Over the years many dedicated teachers imparted a wealth of knowledge and strove beyond the curriculum to give their pupils the greatest possible preparation for life. Up until the middle 1900’s the majority of pupils did not attend second or third level schools but received further education in the national school up to seventh and eighth class. Also note that in the early years Roman Numerals were used for designating the classes. Nowadays, many students avail of second and third level education and today’s pupils are being educated for a far more varied, challenging, and rapidly changing society. Berrings National School has produced some very fine young men and women over the years, farmers, operatives, housewives, priests, brothers, nuns and graduates in most academic fields all of whom have served their chosen profession with distinction. They have been and are a credit to their parents and teachers. It would be a very useful exercise to tabulate all such achievements down through the years. This needs a leader to co-ordinate and I am very sure there are many very suitable candidates for this job. Transition year students, who are past pupils, could be recruited to carry out this work as a very worthwhile project. Such records would facilitate class re-unions, etc in years to come.

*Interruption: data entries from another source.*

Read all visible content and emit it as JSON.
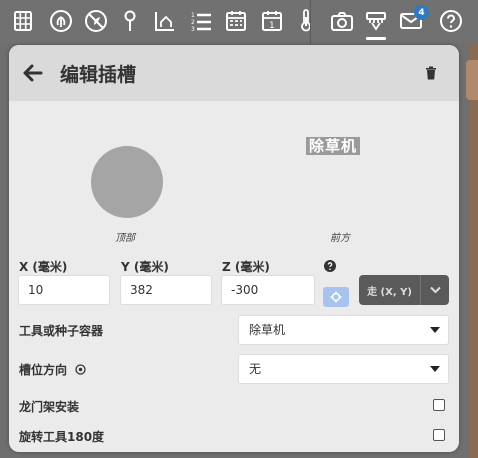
{
  "toolbar": {
    "icons": [
      "grid-icon",
      "leaf-icon",
      "no-plant-icon",
      "pin-icon",
      "chart-home-icon",
      "list-numbered-icon",
      "calendar-icon",
      "calendar-one-icon",
      "thermometer-icon",
      "camera-icon",
      "controls-icon",
      "mail-icon",
      "help-icon"
    ],
    "mail_badge": "4"
  },
  "panel": {
    "title": "编辑插槽",
    "preview": {
      "top_label": "顶部",
      "front_tag": "除草机",
      "front_label": "前方"
    },
    "coords": {
      "x_label": "X (毫米)",
      "y_label": "Y (毫米)",
      "z_label": "Z (毫米)",
      "x_value": "10",
      "y_value": "382",
      "z_value": "-300",
      "move_label": "走 (X, Y)"
    },
    "tool_label": "工具或种子容器",
    "tool_value": "除草机",
    "direction_label": "槽位方向",
    "direction_value": "无",
    "gantry_label": "龙门架安装",
    "gantry_checked": false,
    "rotate_label": "旋转工具180度",
    "rotate_checked": false
  },
  "colors": {
    "panel_bg": "#ebebeb",
    "header_bg": "#dadada",
    "toolbar_bg": "#717171",
    "badge": "#2f78c4",
    "locate_btn": "#a9c4ec",
    "move_btn": "#5a5a5a"
  }
}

The school continues to prosper. The school community in Berrings is a very close-knit and mutually supportive group. New staff, old staff and retired teachers continue to work together to make the school a happy and safe place for the children. The partnership between the home, the school and the wider community is a very close and successful one which has evolved to its present form since the school’s foundation in 1847.
Stacks Image 155
1930s
Stacks Image 1498
1956
Front Row:
Margaret Healy, John Casey, Siobhan Callaghan, Brendan Healy, Davy Buckley, Kevin Murphy, Noel Murphy, Oweny O’Brien, Kathleen Casey, Cathereen Reen, Beth Lane, Margaret Lane, Bernie O’Sullivan, Oliver Morrissey, Tony Healy, Mrs Reen and Patsy

Middle Row:
John Lane, Benedict Callaghan, Jim Holland, Pat Healy, Eugie Long, Rita Murphy, Owen Lane, Tom Murray, Kitty O’Brien, Mary O’Brien, Nora Healy, Mary O’Brien, Nora Morrissey, Martin Morrissey

Back Row:
Michael O’Mahony, Donal Casey, Francis O’Mahoney, John O’Brien, Paul Daly, Seamus Buckley, Bridie O’Sullivan, Breda Murray, Isa Desmond, Josie Long, Kathleen O’Brien, Mary Murphy